Or, if you get married, you may need to combine your finances with your spouse and make sure that you’re both on the same page when it comes to saving. By reviewing your emergency fund regularly, you can ensure that it’s still on track and that you’re prepared for anything that comes your way.
Saving for an emergency fund can seem like a daunting task, but it’s crucial to have a buffer in case of financial setbacks. By following these tips, you can quickly build up your emergency fund and be prepared for anything life throws.
So there you have it. Your guide to starting an emergency fund. We hope you found this helpful, and that you take the necessary steps to protect yourself and your loved ones from financial emergencies. Remember, a rainy day fund is only as good as the amount of money in it, so start saving today! How much money do you currently have saved for emergencies?
1 . What’s a good starting amount for an emergency fund?
The rule of thumb is to have at least three to six months’ worth of expenses in your emergency fund. This way, you’ll be covered in case of a job loss, medical emergency, or another unexpected financial setback. Keep in mind that you may need more than this if you have a particularly high monthly cost of living or numerous dependents.
2 . How long does it take to create an emergency fund?
Financial experts generally recommend that you have an emergency fund that can cover 3-6 months of living expenses. This may seem like a daunting task, but there are a few simple steps you can take to reach your goal.
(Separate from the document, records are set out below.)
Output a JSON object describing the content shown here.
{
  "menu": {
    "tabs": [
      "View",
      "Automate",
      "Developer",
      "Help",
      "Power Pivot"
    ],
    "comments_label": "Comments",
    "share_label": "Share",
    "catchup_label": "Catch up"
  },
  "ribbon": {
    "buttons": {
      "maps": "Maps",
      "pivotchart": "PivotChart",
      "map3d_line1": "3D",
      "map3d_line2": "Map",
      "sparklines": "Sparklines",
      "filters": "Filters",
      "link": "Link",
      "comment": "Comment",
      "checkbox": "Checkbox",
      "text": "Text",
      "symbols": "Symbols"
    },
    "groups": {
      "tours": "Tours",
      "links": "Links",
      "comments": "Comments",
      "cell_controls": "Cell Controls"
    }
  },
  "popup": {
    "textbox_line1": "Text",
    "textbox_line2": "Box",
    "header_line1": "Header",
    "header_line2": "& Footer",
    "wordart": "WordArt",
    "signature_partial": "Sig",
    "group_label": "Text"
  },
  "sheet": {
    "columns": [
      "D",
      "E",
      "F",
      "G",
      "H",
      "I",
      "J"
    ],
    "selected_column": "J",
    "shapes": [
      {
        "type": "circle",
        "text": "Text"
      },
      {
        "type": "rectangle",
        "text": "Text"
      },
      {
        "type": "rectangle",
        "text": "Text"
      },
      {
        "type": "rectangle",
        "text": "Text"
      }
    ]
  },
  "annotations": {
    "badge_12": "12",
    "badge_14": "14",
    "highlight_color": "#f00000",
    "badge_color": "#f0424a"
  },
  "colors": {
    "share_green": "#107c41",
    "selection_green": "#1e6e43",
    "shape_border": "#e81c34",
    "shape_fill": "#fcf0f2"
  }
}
First, calculate your monthly expenses and start setting aside money each month. You can have the money automatically transferred to a savings account so you don’t have to think about it. Second, work on increasing your income if possible. This can be done by getting a promotion or taking on side hustles.
Finally, make sure to avoid using your emergency fund for non-emergency expenses. If you stick to these guidelines, you should be able to build up your emergency fund in no time.
3 . Where should I invest my emergency fund?
High-yield bank accounts, Money market accounts, Certificates of deposit (CDs), and IRA accounts are all great options for where to invest your emergency fund. You want to make sure that the money is easily accessible in case you need it, but you also want to earn interest on it so that it can grow.
4 . Where should I put my emergency fund?
Online Savings Accounts, Money Market Accounts, No-Penalty CDs, Treasury Bills, Savings Bonds, Mutual Funds, and Roth IRAs are all great options for where to put your emergency fund.
5 . What are examples of an emergency fund?
An emergency fund is a cash reserve that’s specifically set aside for unplanned expenditures or money emergencies. Some common examples include car repairs, home repairs, medical bills, or a loss of income.